Your assignment:
Print the listing below verbatim, passing over each picture.

Available data:
<<<<
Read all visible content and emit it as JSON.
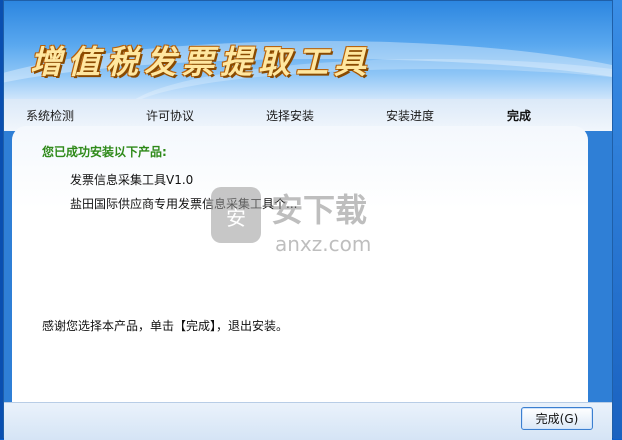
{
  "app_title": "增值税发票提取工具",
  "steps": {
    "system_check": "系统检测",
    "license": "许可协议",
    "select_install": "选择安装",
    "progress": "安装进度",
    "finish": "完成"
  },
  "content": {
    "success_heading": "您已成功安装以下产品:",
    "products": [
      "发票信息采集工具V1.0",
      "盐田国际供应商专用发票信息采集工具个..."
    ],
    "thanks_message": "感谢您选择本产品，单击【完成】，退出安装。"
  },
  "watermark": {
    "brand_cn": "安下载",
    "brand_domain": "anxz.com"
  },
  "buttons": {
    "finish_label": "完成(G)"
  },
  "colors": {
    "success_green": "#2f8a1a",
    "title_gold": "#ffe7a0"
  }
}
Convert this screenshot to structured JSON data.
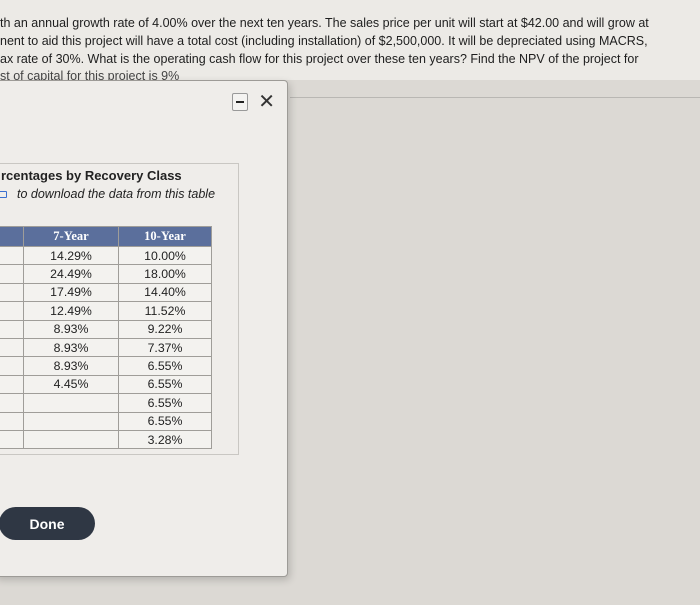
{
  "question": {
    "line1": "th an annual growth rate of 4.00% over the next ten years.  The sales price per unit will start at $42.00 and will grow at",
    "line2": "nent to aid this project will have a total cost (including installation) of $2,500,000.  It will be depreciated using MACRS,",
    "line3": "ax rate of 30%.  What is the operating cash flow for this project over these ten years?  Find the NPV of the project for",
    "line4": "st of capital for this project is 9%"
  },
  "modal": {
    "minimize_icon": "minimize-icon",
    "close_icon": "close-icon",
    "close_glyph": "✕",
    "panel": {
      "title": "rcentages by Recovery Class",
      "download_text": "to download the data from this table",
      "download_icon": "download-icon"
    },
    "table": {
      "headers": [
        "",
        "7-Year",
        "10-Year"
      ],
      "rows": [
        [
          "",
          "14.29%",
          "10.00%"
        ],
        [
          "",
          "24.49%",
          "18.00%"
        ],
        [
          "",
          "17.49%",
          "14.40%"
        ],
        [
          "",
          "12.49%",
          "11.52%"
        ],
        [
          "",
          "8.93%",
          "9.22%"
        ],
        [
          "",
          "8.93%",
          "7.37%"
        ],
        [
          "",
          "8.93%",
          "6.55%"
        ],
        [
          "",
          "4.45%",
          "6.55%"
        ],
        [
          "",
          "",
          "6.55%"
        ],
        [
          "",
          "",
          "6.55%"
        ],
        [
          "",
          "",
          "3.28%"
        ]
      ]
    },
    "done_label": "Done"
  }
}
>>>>
Solution:
Read all visible content and emit it as JSON.
{
  "app_title": "增值税发票提取工具",
  "steps": {
    "system_check": "系统检测",
    "license": "许可协议",
    "select_install": "选择安装",
    "progress": "安装进度",
    "finish": "完成"
  },
  "content": {
    "success_heading": "您已成功安装以下产品:",
    "products": [
      "发票信息采集工具V1.0",
      "盐田国际供应商专用发票信息采集工具个..."
    ],
    "thanks_message": "感谢您选择本产品，单击【完成】，退出安装。"
  },
  "watermark": {
    "brand_cn": "安下载",
    "brand_domain": "anxz.com"
  },
  "buttons": {
    "finish_label": "完成(G)"
  },
  "colors": {
    "success_green": "#2f8a1a",
    "title_gold": "#ffe7a0"
  }
}
Convert this screenshot to structured JSON data.
{
  "question": {
    "line1": "th an annual growth rate of 4.00% over the next ten years.  The sales price per unit will start at $42.00 and will grow at",
    "line2": "nent to aid this project will have a total cost (including installation) of $2,500,000.  It will be depreciated using MACRS,",
    "line3": "ax rate of 30%.  What is the operating cash flow for this project over these ten years?  Find the NPV of the project for",
    "line4": "st of capital for this project is 9%"
  },
  "modal": {
    "minimize_icon": "minimize-icon",
    "close_icon": "close-icon",
    "close_glyph": "✕",
    "panel": {
      "title": "rcentages by Recovery Class",
      "download_text": "to download the data from this table",
      "download_icon": "download-icon"
    },
    "table": {
      "headers": [
        "",
        "7-Year",
        "10-Year"
      ],
      "rows": [
        [
          "",
          "14.29%",
          "10.00%"
        ],
        [
          "",
          "24.49%",
          "18.00%"
        ],
        [
          "",
          "17.49%",
          "14.40%"
        ],
        [
          "",
          "12.49%",
          "11.52%"
        ],
        [
          "",
          "8.93%",
          "9.22%"
        ],
        [
          "",
          "8.93%",
          "7.37%"
        ],
        [
          "",
          "8.93%",
          "6.55%"
        ],
        [
          "",
          "4.45%",
          "6.55%"
        ],
        [
          "",
          "",
          "6.55%"
        ],
        [
          "",
          "",
          "6.55%"
        ],
        [
          "",
          "",
          "3.28%"
        ]
      ]
    },
    "done_label": "Done"
  }
}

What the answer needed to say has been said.